"It's a close family," he says. "The best word for it is disrespectful. I use it in regard to the kids. Our high school football program is great. It is tremendously publicized, and the kids know each other from reading the papers, from campus visits during recruiting or from playing in the all-star games. They know a heralded athlete as just another guy like themselves and nobody to fear.
"And you have to consider, too, that seven of our eight members are in Texas, and pretty close. Here is TCU, for example, just 35 miles from SMU in Dallas, 90 miles from Baylor in Waco, 175 miles from Texas in Austin. All the roads are good, and they're just a few hours away. We talk football the year round down here, and there is some kind of special rivalry between virtually every school and every other school."
While others talk about offensive and defensive trends, Martin thinks the most important recent change in college football is the coaches' suddenly benevolent attitude toward sophomores.
"The sophomore is a respectable citizen now," says Abe. "It wasn't too many years ago that a coach felt he couldn't place much confidence in a sophomore and would put one on the starting team after everybody else had broken a leg. But the coaches don't feel that a sophomore in a key position kills them any more.
"In our area this has come about because good sophomores have proved themselves and because they aren't really as inexperienced as they used to be—probably the result of improved high school coaching. There's another factor, too. Very often, sophomores can give your team the fire, the enthusiasm it needs. The problem that's going to get greater as the years go by is keeping the senior boy inspired—particularly the senior who has enjoyed success. He gets to thinking about his pro career, the money, the future, and he may find himself playing the game for himself, for the pro scout, instead of for the team. A good sophomore can cure that kind of thing."
Martin, himself, may have one of the nation's best sophomores this season in Quarterback Sonny Gibbs, a 6-foot-7, 225-pounder who throws the ball with the ease, accuracy and distance of a major league outfielder and has true potentiality as a runner. But even Martin is quick to admit that his biggest asset undoubtedly will be 6-foot-5, 250-pound Bob Lilly, the huge senior tackle who hefts sports cars for exercise.
Whatever the reason or reasons, the rowdydow Southwest is almost certain to defy the preseason form chart. Experts in the area, caught often in the past with their bad predictions showing, have installed Texas as the favorite to win the conference title and a place in the Cotton Bowl come New Year's Day. But Bill Reid and tens of thousands of football-wise Texans know better. TCU, Arkansas and_ maybe even Baylor, enjoying a spirited renaissance under the former Baltimore Colt assistant, John Bridgers, could throw the speedy Longhorns. But, you know, it just might not be any of them.
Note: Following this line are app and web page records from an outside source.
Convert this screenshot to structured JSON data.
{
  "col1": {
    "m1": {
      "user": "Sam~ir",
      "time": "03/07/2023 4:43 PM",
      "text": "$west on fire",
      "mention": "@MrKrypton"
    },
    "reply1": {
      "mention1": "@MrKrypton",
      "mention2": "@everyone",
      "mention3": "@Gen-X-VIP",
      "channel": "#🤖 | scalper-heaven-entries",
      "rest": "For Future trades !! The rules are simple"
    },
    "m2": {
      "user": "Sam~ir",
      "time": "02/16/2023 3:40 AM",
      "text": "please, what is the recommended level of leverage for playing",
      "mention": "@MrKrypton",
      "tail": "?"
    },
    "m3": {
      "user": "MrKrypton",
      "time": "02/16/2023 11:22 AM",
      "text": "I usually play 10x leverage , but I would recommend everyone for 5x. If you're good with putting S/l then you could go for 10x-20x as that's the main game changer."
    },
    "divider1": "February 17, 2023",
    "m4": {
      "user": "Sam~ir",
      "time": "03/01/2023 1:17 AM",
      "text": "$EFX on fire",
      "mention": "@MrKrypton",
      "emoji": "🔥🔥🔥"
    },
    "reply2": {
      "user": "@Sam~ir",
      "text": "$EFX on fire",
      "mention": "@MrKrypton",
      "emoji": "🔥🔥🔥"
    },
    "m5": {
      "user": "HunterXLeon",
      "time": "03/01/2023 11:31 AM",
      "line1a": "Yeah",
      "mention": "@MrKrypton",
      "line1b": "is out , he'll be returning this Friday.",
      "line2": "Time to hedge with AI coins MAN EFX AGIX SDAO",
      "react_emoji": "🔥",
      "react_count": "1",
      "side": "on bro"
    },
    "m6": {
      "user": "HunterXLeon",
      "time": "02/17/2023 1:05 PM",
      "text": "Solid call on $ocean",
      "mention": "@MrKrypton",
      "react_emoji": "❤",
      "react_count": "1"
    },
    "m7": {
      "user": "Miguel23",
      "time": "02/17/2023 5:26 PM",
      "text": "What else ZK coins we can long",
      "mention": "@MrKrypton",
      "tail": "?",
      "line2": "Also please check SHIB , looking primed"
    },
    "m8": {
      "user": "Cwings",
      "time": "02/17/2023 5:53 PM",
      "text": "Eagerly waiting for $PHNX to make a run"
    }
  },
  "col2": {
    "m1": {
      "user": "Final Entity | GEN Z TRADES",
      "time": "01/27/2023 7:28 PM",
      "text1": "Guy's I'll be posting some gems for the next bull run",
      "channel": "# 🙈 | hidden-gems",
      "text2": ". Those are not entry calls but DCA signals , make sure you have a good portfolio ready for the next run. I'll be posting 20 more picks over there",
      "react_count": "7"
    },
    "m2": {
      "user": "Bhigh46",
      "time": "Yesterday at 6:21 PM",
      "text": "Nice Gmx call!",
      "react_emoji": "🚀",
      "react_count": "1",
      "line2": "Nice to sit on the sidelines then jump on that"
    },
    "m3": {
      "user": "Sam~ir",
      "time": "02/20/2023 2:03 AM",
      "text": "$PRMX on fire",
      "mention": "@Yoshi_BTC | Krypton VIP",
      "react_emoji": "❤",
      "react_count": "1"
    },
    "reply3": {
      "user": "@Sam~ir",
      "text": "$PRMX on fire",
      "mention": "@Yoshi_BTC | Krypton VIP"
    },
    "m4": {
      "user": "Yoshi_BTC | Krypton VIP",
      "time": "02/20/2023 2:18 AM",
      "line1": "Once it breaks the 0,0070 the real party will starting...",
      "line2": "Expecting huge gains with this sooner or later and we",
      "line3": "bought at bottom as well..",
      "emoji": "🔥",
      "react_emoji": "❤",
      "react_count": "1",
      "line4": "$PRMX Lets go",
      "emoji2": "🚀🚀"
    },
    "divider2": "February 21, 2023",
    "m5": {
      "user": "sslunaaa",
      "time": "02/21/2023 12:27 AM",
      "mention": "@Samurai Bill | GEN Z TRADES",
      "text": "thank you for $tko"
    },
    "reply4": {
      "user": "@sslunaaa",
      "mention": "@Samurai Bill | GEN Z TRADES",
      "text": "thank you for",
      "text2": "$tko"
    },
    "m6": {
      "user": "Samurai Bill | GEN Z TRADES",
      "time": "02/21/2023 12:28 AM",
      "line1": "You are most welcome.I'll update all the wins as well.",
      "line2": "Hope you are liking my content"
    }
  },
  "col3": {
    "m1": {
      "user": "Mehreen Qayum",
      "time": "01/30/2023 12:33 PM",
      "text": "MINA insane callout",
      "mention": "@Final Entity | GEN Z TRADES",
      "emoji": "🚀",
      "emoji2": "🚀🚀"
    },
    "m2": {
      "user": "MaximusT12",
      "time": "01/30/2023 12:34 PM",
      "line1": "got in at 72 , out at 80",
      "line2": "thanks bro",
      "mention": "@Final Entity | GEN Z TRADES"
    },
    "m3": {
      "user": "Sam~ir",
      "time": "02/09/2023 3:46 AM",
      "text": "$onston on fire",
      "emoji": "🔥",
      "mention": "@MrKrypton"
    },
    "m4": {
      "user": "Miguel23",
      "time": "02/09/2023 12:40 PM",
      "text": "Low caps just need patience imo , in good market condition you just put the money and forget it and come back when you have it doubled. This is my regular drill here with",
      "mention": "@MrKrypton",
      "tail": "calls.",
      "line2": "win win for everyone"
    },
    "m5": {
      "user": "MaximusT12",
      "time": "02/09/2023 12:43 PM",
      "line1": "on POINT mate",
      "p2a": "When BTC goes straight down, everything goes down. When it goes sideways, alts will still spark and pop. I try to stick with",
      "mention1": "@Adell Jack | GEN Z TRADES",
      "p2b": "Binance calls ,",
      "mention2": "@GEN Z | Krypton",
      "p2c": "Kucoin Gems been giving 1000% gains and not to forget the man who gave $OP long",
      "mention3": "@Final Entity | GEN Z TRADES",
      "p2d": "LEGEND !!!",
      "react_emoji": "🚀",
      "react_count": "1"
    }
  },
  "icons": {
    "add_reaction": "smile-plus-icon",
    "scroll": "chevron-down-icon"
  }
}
1959 RECORD: WON 5, LOST 5
Good things happen to Abilene Christian in Olympic years. In 1956 Bobby Joe Morrow won both sprints at Melbourne. This year the Wildcats had nobody at Rome, but they will have their best football team in some time. Bob McLeod (6 feet 5, 225 pounds) is regarded by some as the best end in Texas. He just might be. McLeod, who caught 32 passes for 422 yards last fall, is also a reliable defensive workman. Don Davis, a smart caller and fair passer, will divide quarterback assignments with Manley Denton, a fine deep thrower, bootlegger and faker. Coach Nick Nicholson has installed the wing T to help speedy Johnny Veltman (a 4.5-yard average last year) and Henry Colwell (3.5) break loose from the halves. Fullback Dave Rucker (4.5 average and 339 yards) is the leading returnee in yards gained but will have a hard time beating out Dickie Masters, a bruising transfer. Center Thurman Neill can kick to fit the need—long, short, high, or coffin-corner—and also is a good defender.
1959 RECORD: WON 4, LOST 6